During a quiet interlude in the civil wars before the great denouement at Actium (31 BC), Mark Anthony reached the Caspian Sea and present day Baghdad in hopes of overcoming the Armenians and the Parthians......what would the world be the like today if the Romans had remained for a few hundred years? By the way, Anthony had a large contingent of Jewish mercenaries with him at the time.......very tough fighting men for their day.
The book also deals with Hadrian’s love of Greek culture and his interests beyond geopolitics and warfare. Additionally, do not expect this book to begin with Hadrian‘s first day as emperor. Rather, the author gives you a thorough discussion of Hadrian‘s rise through the ranks and especially his service to the Emperor Trajan.

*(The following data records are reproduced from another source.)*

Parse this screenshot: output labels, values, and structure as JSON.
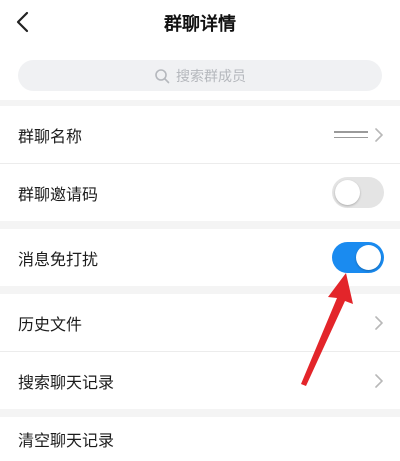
{
  "header": {
    "title": "群聊详情",
    "back_icon": "chevron-left-icon"
  },
  "search": {
    "placeholder": "搜索群成员",
    "icon": "search-icon"
  },
  "rows": {
    "group_name": {
      "label": "群聊名称"
    },
    "invite_code": {
      "label": "群聊邀请码",
      "toggle": "off"
    },
    "do_not_disturb": {
      "label": "消息免打扰",
      "toggle": "on"
    },
    "history_files": {
      "label": "历史文件"
    },
    "search_history": {
      "label": "搜索聊天记录"
    },
    "clear_history": {
      "label": "清空聊天记录"
    }
  },
  "colors": {
    "toggle_on": "#1a8bf0",
    "toggle_off": "#e4e4e4",
    "annotation_arrow": "#e3252a"
  }
}
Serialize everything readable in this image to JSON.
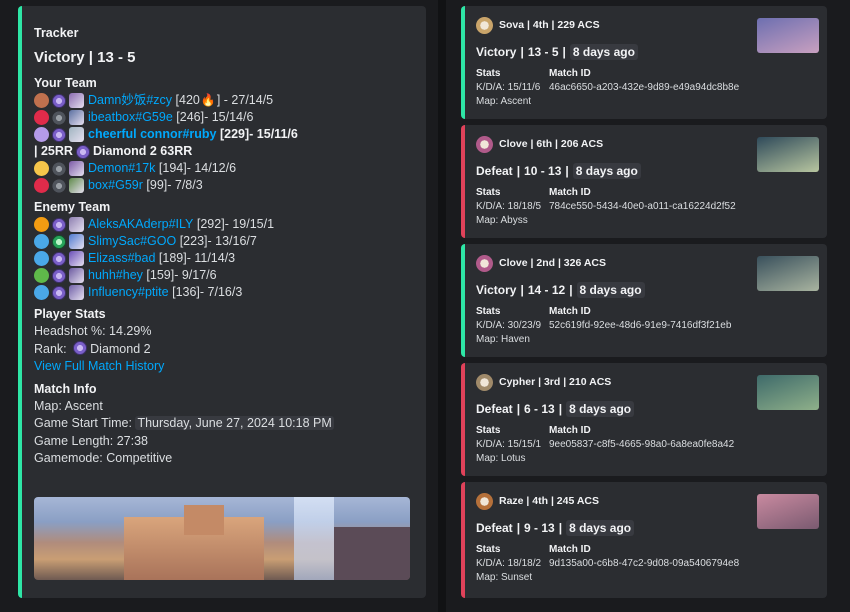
{
  "tracker": {
    "title": "Tracker",
    "result": "Victory | 13 - 5",
    "your_team_label": "Your Team",
    "your_team": [
      {
        "dot": "#c0714e",
        "name": "Damn妙饭#zcy",
        "acs": "[420",
        "fire": true,
        "after": "] - 27/14/5",
        "bold": false,
        "agent": "#8a6bb0",
        "rank": "normal"
      },
      {
        "dot": "#e02b4a",
        "name": "ibeatbox#G59e",
        "acs": "[246]",
        "fire": false,
        "after": " - 15/14/6",
        "bold": false,
        "agent": "#5a6fa0",
        "rank": "unr"
      },
      {
        "dot": "#b49ae8",
        "name": "cheerful connor#ruby",
        "acs": "[229]",
        "fire": false,
        "after": " - 15/11/6",
        "bold": true,
        "agent": "#a0b4c0",
        "rank": "normal"
      },
      {
        "dot": "#f6c64a",
        "name": "Demon#17k",
        "acs": "[194]",
        "fire": false,
        "after": " - 14/12/6",
        "bold": false,
        "agent": "#7b5aa6",
        "rank": "unr"
      },
      {
        "dot": "#e02b4a",
        "name": "box#G59r",
        "acs": "[99]",
        "fire": false,
        "after": " - 7/8/3",
        "bold": false,
        "agent": "#5f8a4a",
        "rank": "unr"
      }
    ],
    "rr_line": {
      "prefix": "| 25RR",
      "rank": "Diamond 2 63RR"
    },
    "enemy_team_label": "Enemy Team",
    "enemy_team": [
      {
        "dot": "#f39c12",
        "name": "AleksAKAderp#ILY",
        "acs": "[292]",
        "after": " - 19/15/1",
        "agent": "#8d7fb0",
        "rank": "normal"
      },
      {
        "dot": "#4aa8e8",
        "name": "SlimySac#GOO",
        "acs": "[223]",
        "after": " - 13/16/7",
        "agent": "#4f7bd0",
        "rank": "asc"
      },
      {
        "dot": "#4aa8e8",
        "name": "Elizass#bad",
        "acs": "[189]",
        "after": " - 11/14/3",
        "agent": "#6a4fb8",
        "rank": "normal"
      },
      {
        "dot": "#5fb94a",
        "name": "huhh#hey",
        "acs": "[159]",
        "after": " - 9/17/6",
        "agent": "#6b5aa0",
        "rank": "normal"
      },
      {
        "dot": "#4aa8e8",
        "name": "Influency#ptite",
        "acs": "[136]",
        "after": " - 7/16/3",
        "agent": "#7060a8",
        "rank": "normal"
      }
    ],
    "player_stats_label": "Player Stats",
    "headshot": "Headshot %: 14.29%",
    "rank_label": "Rank:",
    "rank_value": "Diamond 2",
    "history_link": "View Full Match History",
    "match_info_label": "Match Info",
    "map": "Map: Ascent",
    "start_label": "Game Start Time:",
    "start_value": "Thursday, June 27, 2024 10:18 PM",
    "length": "Game Length: 27:38",
    "mode": "Gamemode: Competitive"
  },
  "matches": [
    {
      "agent_color": "#c9a46a",
      "header": "Sova | 4th | 229 ACS",
      "result": "Victory",
      "score": "13 - 5",
      "ago": "8 days ago",
      "kda": "K/D/A: 15/11/6",
      "id": "46ac6650-a203-432e-9d89-e49a94dc8b8e",
      "map": "Map: Ascent",
      "win": true,
      "thumb": [
        "#6d6fb0",
        "#c9a0c0"
      ]
    },
    {
      "agent_color": "#b05a8a",
      "header": "Clove | 6th | 206 ACS",
      "result": "Defeat",
      "score": "10 - 13",
      "ago": "8 days ago",
      "kda": "K/D/A: 18/18/5",
      "id": "784ce550-5434-40e0-a011-ca16224d2f52",
      "map": "Map: Abyss",
      "win": false,
      "thumb": [
        "#2f4a5a",
        "#b8c6a0"
      ]
    },
    {
      "agent_color": "#b05a8a",
      "header": "Clove | 2nd | 326 ACS",
      "result": "Victory",
      "score": "14 - 12",
      "ago": "8 days ago",
      "kda": "K/D/A: 30/23/9",
      "id": "52c619fd-92ee-48d6-91e9-7416df3f21eb",
      "map": "Map: Haven",
      "win": true,
      "thumb": [
        "#39505c",
        "#a9b4a0"
      ]
    },
    {
      "agent_color": "#a08a6a",
      "header": "Cypher | 3rd | 210 ACS",
      "result": "Defeat",
      "score": "6 - 13",
      "ago": "8 days ago",
      "kda": "K/D/A: 15/15/1",
      "id": "9ee05837-c8f5-4665-98a0-6a8ea0fe8a42",
      "map": "Map: Lotus",
      "win": false,
      "thumb": [
        "#3e6a6a",
        "#8fb08a"
      ]
    },
    {
      "agent_color": "#b5703a",
      "header": "Raze | 4th | 245 ACS",
      "result": "Defeat",
      "score": "9 - 13",
      "ago": "8 days ago",
      "kda": "K/D/A: 18/18/2",
      "id": "9d135a00-c6b8-47c2-9d08-09a5406794e8",
      "map": "Map: Sunset",
      "win": false,
      "thumb": [
        "#c98aa0",
        "#7a5a70"
      ]
    }
  ],
  "labels": {
    "stats": "Stats",
    "match_id": "Match ID"
  },
  "colors": {
    "win": "#2ee6a6",
    "loss": "#e0425a",
    "link": "#00a8fc"
  }
}
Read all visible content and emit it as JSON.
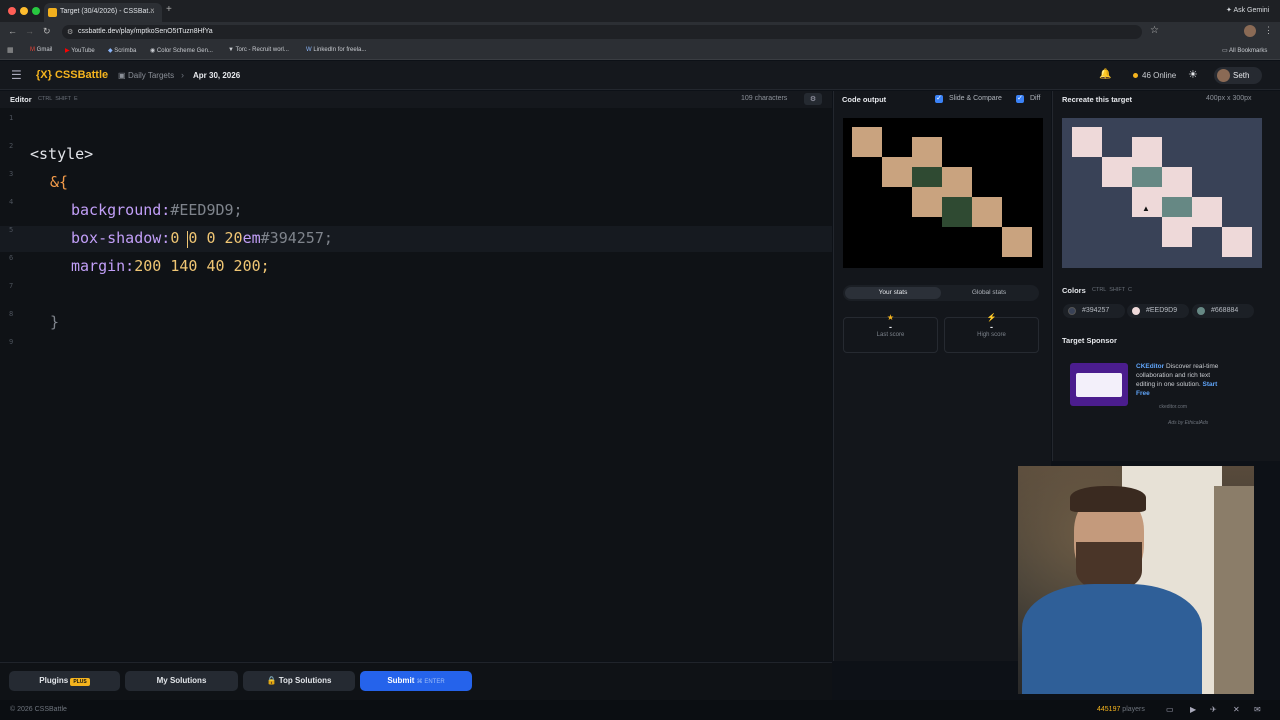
{
  "browser": {
    "tab_title": "Target (30/4/2026) - CSSBat...",
    "url": "cssbattle.dev/play/mptkoSenO5tTuzn8HfYa",
    "ask_gemini": "Ask Gemini",
    "bookmarks": [
      "Gmail",
      "YouTube",
      "Scrimba",
      "Color Scheme Gen...",
      "Torc - Recruit worl...",
      "LinkedIn for freela..."
    ],
    "all_bookmarks": "All Bookmarks"
  },
  "header": {
    "logo": "{X} CSSBattle",
    "crumb_parent": "Daily Targets",
    "crumb_current": "Apr 30, 2026",
    "online": "46 Online",
    "user": "Seth"
  },
  "editor": {
    "title": "Editor",
    "shortcut": "CTRL  SHIFT  E",
    "char_count": "109 characters",
    "line_numbers": [
      "1",
      "2",
      "3",
      "4",
      "5",
      "6",
      "7",
      "8",
      "9"
    ],
    "lines": {
      "l2": "<style>",
      "l3": "&{",
      "l4_prop": "background:",
      "l4_val": "#EED9D9;",
      "l5_prop": "box-shadow:",
      "l5_val": "0 0 0 20",
      "l5_unit": "em",
      "l5_color": "#394257;",
      "l6_prop": "margin:",
      "l6_val": "200 140 40 200;",
      "l8": "}"
    }
  },
  "bottom_bar": {
    "plugins": "Plugins",
    "plugins_badge": "PLUS",
    "my_solutions": "My Solutions",
    "top_solutions": "Top Solutions",
    "submit": "Submit",
    "submit_hint": "ENTER"
  },
  "output": {
    "title": "Code output",
    "slide_compare": "Slide & Compare",
    "diff": "Diff",
    "your_stats": "Your stats",
    "global_stats": "Global stats",
    "last_score_value": "-",
    "last_score_label": "Last score",
    "high_score_value": "-",
    "high_score_label": "High score"
  },
  "target": {
    "title": "Recreate this target",
    "size": "400px x 300px",
    "colors_title": "Colors",
    "colors_shortcut": "CTRL  SHIFT  C",
    "colors": [
      {
        "hex": "#394257",
        "swatch": "#394257"
      },
      {
        "hex": "#EED9D9",
        "swatch": "#EED9D9"
      },
      {
        "hex": "#668884",
        "swatch": "#668884"
      }
    ],
    "sponsor_title": "Target Sponsor",
    "sponsor_name": "CKEditor",
    "sponsor_text": " Discover real-time collaboration and rich text editing in one solution. ",
    "sponsor_cta": "Start Free",
    "sponsor_domain": "ckeditor.com",
    "ads_by": "Ads by EthicalAds"
  },
  "footer": {
    "copyright": "© 2026 CSSBattle",
    "players": "445197",
    "players_label": " players"
  },
  "palette": {
    "accent": "#f5b41e",
    "tan": "#c9a37f",
    "dark_green": "#2f4a32",
    "target_bg": "#394257",
    "target_light": "#EED9D9",
    "target_green": "#668884",
    "submit_blue": "#2563eb"
  }
}
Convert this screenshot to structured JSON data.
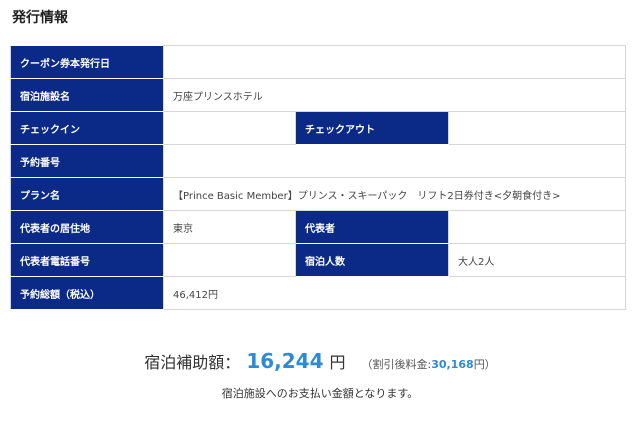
{
  "section": {
    "title": "発行情報"
  },
  "table": {
    "coupon_date_label": "クーポン券本発行日",
    "coupon_date_value": "",
    "facility_label": "宿泊施設名",
    "facility_value": "万座プリンスホテル",
    "checkin_label": "チェックイン",
    "checkin_value": "",
    "checkout_label": "チェックアウト",
    "checkout_value": "",
    "reservation_label": "予約番号",
    "reservation_value": "",
    "plan_label": "プラン名",
    "plan_value": "【Prince Basic Member】プリンス・スキーパック　リフト2日券付き<夕朝食付き>",
    "rep_address_label": "代表者の居住地",
    "rep_address_value": "東京",
    "rep_label": "代表者",
    "rep_value": "",
    "rep_phone_label": "代表者電話番号",
    "rep_phone_value": "",
    "guests_label": "宿泊人数",
    "guests_value": "大人2人",
    "total_label": "予約総額（税込）",
    "total_value": "46,412円"
  },
  "subsidy": {
    "label": "宿泊補助額：",
    "amount": "16,244",
    "unit": "円",
    "discount_prefix": "（割引後料金:",
    "discount_value": "30,168",
    "discount_suffix": "円）",
    "note": "宿泊施設へのお支払い金額となります。"
  },
  "colors": {
    "header_bg": "#0b2a87",
    "accent": "#2e8ad2"
  }
}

The photograph submitted with this review is of a bust of Hadrian.
In addition, I did feel that more detail was given in this book to the actual specifics of governing Rome and Roman lifestyle and habits than the readers ever received with the other two biographies.
Mr. Everitt has a great way of putting things and I find myself chuckling often through his books. One is very much drawn in and feels like the character in the book has been known for years. I can actually envision some of the things happening.
As always, I remain a fan of Mr. Everitt's work. I am willing to purchase any of his writings if on a topic of interest to me.